What the task asks
Among the entries that follow, some lines contain the word "content". Show all of them.

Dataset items
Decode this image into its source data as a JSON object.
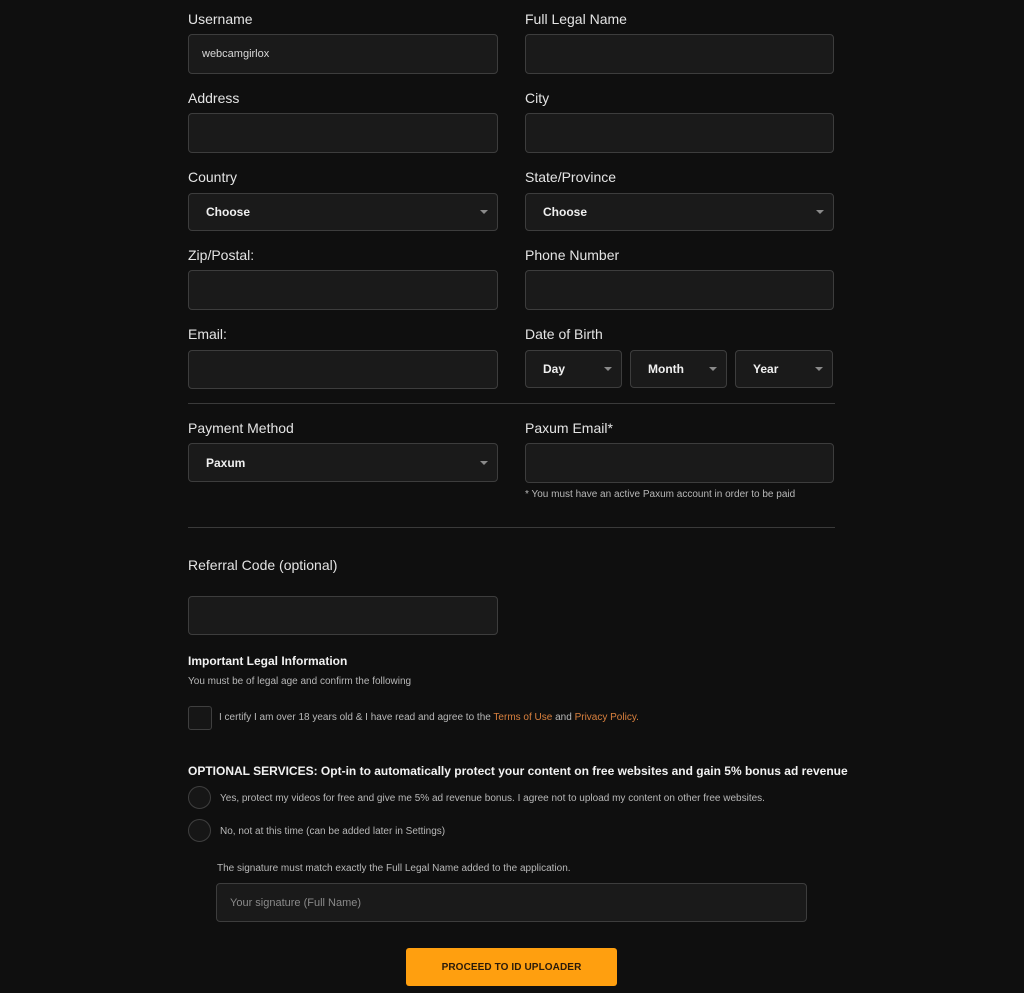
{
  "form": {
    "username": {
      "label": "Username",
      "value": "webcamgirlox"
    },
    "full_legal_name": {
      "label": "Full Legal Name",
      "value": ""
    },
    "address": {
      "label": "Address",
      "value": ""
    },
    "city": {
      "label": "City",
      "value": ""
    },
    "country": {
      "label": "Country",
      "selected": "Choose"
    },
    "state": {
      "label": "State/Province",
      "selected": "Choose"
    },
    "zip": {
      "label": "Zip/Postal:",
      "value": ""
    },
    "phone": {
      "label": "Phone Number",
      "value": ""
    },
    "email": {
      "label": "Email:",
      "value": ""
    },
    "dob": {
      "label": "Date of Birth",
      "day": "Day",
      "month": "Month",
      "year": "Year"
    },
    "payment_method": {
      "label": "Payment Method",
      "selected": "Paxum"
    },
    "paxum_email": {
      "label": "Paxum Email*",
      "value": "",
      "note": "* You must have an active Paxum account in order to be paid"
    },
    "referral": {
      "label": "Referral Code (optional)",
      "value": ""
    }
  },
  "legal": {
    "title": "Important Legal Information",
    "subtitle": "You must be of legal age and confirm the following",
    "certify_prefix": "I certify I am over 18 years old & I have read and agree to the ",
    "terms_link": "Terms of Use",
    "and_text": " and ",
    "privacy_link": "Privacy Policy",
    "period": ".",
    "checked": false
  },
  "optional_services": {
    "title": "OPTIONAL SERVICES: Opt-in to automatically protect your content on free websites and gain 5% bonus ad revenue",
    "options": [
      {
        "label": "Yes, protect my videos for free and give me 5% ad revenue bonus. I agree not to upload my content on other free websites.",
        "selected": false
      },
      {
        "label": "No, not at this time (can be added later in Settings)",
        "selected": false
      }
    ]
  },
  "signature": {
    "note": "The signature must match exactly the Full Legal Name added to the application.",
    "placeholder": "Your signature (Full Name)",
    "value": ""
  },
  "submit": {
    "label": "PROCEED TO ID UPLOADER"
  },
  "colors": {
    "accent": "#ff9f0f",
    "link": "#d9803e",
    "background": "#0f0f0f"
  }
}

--

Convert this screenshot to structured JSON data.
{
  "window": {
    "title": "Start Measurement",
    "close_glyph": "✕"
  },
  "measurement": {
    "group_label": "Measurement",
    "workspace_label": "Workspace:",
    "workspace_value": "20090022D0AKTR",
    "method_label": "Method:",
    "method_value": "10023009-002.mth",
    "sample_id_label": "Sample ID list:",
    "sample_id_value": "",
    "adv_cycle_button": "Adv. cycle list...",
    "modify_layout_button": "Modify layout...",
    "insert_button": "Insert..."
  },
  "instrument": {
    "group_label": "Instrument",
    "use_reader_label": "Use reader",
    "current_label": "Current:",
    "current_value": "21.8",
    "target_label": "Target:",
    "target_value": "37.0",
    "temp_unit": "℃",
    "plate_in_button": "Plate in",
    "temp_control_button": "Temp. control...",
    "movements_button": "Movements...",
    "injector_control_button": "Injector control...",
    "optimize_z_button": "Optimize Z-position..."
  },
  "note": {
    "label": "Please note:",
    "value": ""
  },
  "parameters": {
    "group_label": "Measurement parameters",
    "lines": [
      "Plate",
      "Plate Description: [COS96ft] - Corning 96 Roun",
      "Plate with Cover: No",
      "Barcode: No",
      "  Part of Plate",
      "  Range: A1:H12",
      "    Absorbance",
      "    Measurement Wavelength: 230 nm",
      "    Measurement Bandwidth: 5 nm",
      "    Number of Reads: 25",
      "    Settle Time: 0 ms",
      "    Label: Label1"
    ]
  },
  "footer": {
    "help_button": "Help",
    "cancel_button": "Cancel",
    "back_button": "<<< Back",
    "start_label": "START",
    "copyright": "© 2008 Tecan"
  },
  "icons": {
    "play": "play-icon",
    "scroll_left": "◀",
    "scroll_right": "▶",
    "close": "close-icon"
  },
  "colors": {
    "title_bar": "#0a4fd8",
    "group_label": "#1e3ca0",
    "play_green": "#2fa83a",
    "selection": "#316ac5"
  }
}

Exercise response
    "title": "OPTIONAL SERVICES: Opt-in to automatically protect your content on free websites and gain 5% bonus ad revenue",
        "label": "Yes, protect my videos for free and give me 5% ad revenue bonus. I agree not to upload my content on other free websites.",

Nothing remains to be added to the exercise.